...would be reckoned by history as the most moving artistic artifact created during our long national nightmare. I see no reason to amend that judgement, but "There Must Be a Reason" isn't too shabby either, and I for one can't wait to hear the rest of the album both of those songs are gonna be on. In the meantime, you can -- and should -- buy and stream the new one (along with the rest of Joe's astounding catalogue) over at his website HERE.

What are you waiting for, you knuckleheads? If ever there was a time to be a patron of the arts, it's freaking now.

Tuesday, November 03, 2020

Alice Cooper for President

Hey -- it's no stupider than electing a pscyhopathic racist ignoramus who starred in a crappy reality tv show.

Assuming we still have a country, new music postings resume on the morrow.

And if you haven't already -- go vote.

Monday, November 02, 2020

I Wanna Be Elected

Yeah, yeah, I know -- I was going to start posting really cool new music today.

But given what's going on in our noble democracy at the moment, I decided that it's incumbent on me to at least deal with that for another day or two.

So I promise -- if we still have a country on Wednesday, the really cool new music will begin going up then.

In the meantime, from -- swear to god, their 1972 album masterpiece The Night is Still Young (produced by the great Jeff Barry) -- please enjoy Sha Na Na and "The Vote Song."

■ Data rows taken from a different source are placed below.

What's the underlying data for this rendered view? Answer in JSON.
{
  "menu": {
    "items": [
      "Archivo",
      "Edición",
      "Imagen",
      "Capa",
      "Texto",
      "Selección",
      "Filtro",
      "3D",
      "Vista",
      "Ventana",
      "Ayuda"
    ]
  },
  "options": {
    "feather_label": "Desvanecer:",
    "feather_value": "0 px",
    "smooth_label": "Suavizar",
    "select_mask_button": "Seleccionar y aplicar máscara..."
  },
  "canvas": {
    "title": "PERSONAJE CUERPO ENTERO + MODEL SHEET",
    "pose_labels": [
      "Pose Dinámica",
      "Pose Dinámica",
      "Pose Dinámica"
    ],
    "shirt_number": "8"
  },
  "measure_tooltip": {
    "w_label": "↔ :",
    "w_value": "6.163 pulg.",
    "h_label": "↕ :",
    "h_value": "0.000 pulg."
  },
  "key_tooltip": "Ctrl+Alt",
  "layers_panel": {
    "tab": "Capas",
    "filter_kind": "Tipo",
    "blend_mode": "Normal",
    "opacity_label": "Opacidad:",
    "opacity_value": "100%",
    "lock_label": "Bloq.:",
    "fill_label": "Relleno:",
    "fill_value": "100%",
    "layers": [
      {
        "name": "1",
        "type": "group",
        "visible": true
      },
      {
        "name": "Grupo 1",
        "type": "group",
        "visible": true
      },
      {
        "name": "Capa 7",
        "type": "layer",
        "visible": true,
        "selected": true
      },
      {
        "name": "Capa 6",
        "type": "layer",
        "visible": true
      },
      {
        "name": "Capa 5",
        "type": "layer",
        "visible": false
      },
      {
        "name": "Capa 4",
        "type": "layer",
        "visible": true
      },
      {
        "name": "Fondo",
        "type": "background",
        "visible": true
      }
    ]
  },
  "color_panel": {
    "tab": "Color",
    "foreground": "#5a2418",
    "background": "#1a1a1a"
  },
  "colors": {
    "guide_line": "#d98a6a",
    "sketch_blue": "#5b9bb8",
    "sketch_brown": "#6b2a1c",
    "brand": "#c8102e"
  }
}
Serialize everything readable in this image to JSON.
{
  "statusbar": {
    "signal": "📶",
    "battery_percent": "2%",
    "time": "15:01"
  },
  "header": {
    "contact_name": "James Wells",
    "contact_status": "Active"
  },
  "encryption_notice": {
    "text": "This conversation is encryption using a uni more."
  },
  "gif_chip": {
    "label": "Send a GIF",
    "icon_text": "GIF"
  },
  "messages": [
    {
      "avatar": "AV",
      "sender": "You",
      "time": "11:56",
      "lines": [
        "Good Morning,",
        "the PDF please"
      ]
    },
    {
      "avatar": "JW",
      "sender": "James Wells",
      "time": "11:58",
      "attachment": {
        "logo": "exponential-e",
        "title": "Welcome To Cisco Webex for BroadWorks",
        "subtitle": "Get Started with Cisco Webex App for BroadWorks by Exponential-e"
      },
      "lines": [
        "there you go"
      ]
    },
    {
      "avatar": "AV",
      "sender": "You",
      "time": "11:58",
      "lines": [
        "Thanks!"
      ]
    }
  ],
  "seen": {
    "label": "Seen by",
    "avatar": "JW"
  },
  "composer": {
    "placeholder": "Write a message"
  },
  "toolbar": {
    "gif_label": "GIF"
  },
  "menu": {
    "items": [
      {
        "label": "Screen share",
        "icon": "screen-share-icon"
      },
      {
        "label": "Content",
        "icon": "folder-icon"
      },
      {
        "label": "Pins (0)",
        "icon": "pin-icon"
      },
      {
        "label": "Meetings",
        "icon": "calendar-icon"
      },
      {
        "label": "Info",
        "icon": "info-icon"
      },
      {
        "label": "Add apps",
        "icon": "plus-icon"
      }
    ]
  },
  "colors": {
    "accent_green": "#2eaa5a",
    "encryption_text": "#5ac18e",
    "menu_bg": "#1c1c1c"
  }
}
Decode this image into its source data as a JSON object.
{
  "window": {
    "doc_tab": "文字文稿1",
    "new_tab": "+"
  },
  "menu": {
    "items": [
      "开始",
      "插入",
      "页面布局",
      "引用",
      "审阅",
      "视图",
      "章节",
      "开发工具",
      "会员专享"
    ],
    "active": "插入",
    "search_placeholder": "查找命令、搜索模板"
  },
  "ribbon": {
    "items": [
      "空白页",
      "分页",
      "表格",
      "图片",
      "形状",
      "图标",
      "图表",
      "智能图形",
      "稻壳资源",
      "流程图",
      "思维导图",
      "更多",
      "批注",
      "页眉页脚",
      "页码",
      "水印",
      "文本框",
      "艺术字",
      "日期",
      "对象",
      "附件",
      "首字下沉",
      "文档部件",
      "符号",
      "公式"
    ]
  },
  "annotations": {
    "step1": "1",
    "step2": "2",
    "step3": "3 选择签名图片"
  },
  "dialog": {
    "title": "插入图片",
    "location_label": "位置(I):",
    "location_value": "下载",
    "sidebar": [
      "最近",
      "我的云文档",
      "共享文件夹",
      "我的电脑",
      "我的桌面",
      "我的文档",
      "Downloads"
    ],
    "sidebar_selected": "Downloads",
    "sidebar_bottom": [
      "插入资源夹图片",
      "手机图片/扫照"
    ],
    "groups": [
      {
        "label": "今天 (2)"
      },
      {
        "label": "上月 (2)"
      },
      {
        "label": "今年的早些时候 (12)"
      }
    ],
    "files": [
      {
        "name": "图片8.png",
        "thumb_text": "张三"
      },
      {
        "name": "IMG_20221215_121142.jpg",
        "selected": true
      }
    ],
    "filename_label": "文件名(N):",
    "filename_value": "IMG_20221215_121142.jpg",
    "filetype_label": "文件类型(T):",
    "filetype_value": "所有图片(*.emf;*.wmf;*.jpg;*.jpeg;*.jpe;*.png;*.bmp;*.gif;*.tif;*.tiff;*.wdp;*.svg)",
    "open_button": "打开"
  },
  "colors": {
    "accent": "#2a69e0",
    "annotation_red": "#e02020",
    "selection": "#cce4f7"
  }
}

I should add that -- again, assuming we still have a country later this week -- you need to go over to Amazon and get that unlikely album masterpiece.

And make sure you vote.